We rate players on a scale of 1-4 (where 1 is low and 4 is high), with their scores based on their potential and how long it will take them to progress to that next level .

A 1 means that we do not at the moment see the athlete having an impact on the US team. Doesn’t mean that he could not someday, this coaching staff just does not see that at this time.

A 2 means he has a chance to make an impact in the coming years or in the next RWC cycle, just depending on how many quality repetitions the athlete can chase down and how well they do in competition (domestic and abroad) in the coming year or two.

A 3 means he can make an impact on the US Eagles in this RWC quad (i.e. could be a successful international within the next 12 - 24 months).

And a 4 means he will make an impact on the US Eagles in the near term (i.e. can be a successful international within the year).

Coaches are asked to rate their players as part of the nomination process, which can be a challenging task. Their player may be a 4 compared to their team mates, and even compared to other players in the league but are they really a 4 on this scale which asks them to rate players on their international potential?

Coaches should ask themselves, do they believe their player could:

  • Start on the national team?
  • Start on the bench and come on as substitute?
  • Be in the training squad?

It is important to be honest with players when rating them and give them a target to hit. Ultimately that is what will drive development of the game in this country.

The Program Timeline

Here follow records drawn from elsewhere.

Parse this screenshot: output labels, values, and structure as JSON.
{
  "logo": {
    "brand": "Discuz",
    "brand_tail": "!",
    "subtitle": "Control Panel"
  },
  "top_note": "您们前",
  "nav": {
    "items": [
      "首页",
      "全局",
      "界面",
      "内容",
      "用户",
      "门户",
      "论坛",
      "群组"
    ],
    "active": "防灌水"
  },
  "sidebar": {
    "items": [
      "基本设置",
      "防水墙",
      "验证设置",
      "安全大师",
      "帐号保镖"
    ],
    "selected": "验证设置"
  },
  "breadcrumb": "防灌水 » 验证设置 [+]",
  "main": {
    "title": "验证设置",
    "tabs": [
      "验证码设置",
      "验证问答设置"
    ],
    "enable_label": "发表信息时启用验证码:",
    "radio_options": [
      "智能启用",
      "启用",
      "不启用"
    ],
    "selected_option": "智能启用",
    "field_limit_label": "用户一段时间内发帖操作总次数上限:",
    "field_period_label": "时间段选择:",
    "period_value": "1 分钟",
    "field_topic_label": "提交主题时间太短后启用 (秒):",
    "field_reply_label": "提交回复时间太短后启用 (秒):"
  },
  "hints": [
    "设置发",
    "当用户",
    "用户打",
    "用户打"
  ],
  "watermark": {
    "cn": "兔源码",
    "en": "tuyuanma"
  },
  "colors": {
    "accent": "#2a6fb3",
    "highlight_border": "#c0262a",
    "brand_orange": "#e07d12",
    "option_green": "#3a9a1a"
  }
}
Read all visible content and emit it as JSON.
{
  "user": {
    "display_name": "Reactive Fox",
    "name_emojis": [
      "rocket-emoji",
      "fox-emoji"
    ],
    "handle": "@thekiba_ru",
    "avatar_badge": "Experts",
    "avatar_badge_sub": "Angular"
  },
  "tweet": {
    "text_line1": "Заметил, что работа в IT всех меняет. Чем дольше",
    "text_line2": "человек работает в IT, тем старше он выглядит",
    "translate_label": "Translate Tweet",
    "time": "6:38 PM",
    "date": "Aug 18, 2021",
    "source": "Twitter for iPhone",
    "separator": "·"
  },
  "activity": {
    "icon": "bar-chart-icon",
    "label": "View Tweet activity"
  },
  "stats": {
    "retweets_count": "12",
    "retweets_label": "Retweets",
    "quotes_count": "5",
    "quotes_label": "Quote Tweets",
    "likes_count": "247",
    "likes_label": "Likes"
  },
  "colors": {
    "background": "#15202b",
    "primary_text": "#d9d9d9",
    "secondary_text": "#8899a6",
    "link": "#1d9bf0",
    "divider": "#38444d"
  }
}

The CAA year is upon us again and we are looking to build on last year’s structure to enhance the players we have and helped develop along with the new players who join the pathway. Details of dates and options will be confirmed soon but this was the timeline based on the 2015 groups’ experience.

  • Call for nominations
  • Monitor and Track (competition and/or NTCs)
  • Review and selection process
  • Intensive training camp
  • Feedback and training plans
  • Overseas placements

The Role of Coach

So how can coaches help their best players achieve that next step?

  • Identify and nurture the next generation of US Eagles

We are asking all coaches to look at their squad and see if they have players with the positional skills and drive, and who have produced consistently strong and improving performances.

  • Create an environment for players to reach their potential

We want coaches to provide an environment to challenge players to improve, and with our guidance help develop and prepare these individuals for that next level.

  • Get the player to ‘own’ their development

We want hungry players who understand that hard work gets results and are prepared to put in the extra effort required to progress.

If you are a men’s college coach and have not received an email from me asking for Collegiate All-American player nominations, please feel free to email me (ghickie@usarugby.org) with your nominations and ratings.

For information on how to develop as a player read Rugby Revealed.